The solution doesn't necessarily mean selling off operations. Sometimes simple adjustments can do the trick.
Here's how the owner of a large chain of Italian restaurants developed and put the profit mentality to work.
The restaurant's menu was extensive, the food was delicious and the service excellent. But an analysis of the business showed that the menu prices weren't always profitable. Some dishes were priced at or below the cost of their ingredients, while others were so complicated that their profits were wiped out by the cost of the time-consuming labor it took to execute them.
The fixes were fairly simple:
In the end, the menu offered a variety of choices and prices that ensured the business received a fair return no matter what the patrons ordered. But the turnaround required taking an objective look at the business, and making some changes after isolating the sources of profits and losses.
In order to ensure that your company's bottom line is enhanced by profitable sales, and not hurt by marginal or non-profitable sales, you must know your organization's focus. This is where the Pareto Principle can help.
Also known as the 80/20 Rule, the Pareto Principle succinctly states that for many events, 80% of the effects come from 20% of the causes. So, for example, 80% of your company's profitable sales come from 20% of your business's customers, products or services.
Once you understand the principle, you can start to determine the areas of your business that:
As a first step toward identifying profit opportunities, set up a sales and customer profit matrix. Using the 80/20 Rule, sort your products, services and customers into a four quadrant matrix after asking:
The goal is to then develop a strategy that:
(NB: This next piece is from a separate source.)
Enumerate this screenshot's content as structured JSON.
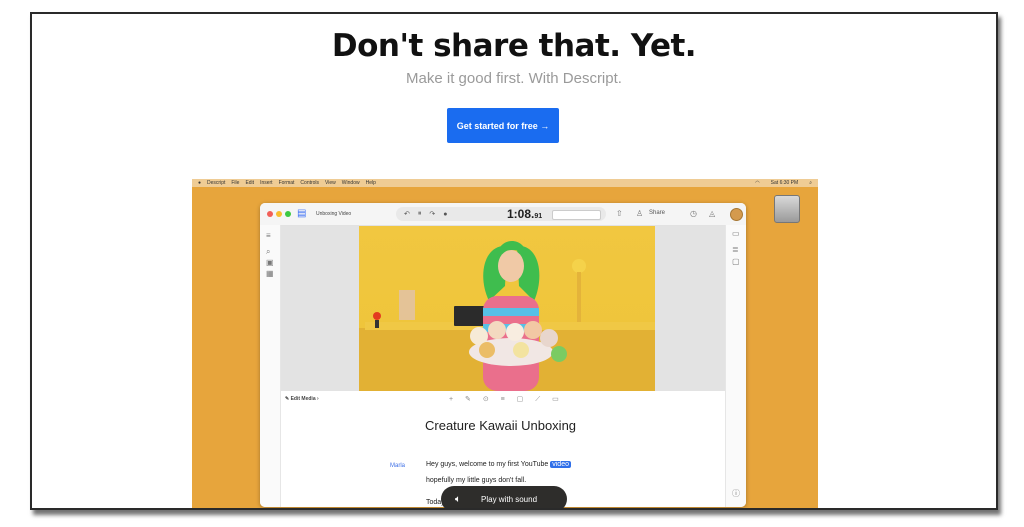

To a certain degree, this is the easy part. The hard part comes if you are unable to lay out a strategy to move sales and customers up to quadrants two or three from quadrant four. At that point, you must decide whether to continue selling low margin products and services to low volume customers -- who may have been with your company for years. But bear in mind that in the end, fewer sales could mean greater profitability.
Part of the success of your business depends on whether it has profit-driven management and employees who know the road to greater financial performance. To assess the profit mentality at your company, answer the following:
If you and your management team answer "No" to any of these questions, the chances are your company's profit mentality is not fully developed. Take steps to change all answers to "Yes."
Get in touch today and find out how we can help you meet your objectives.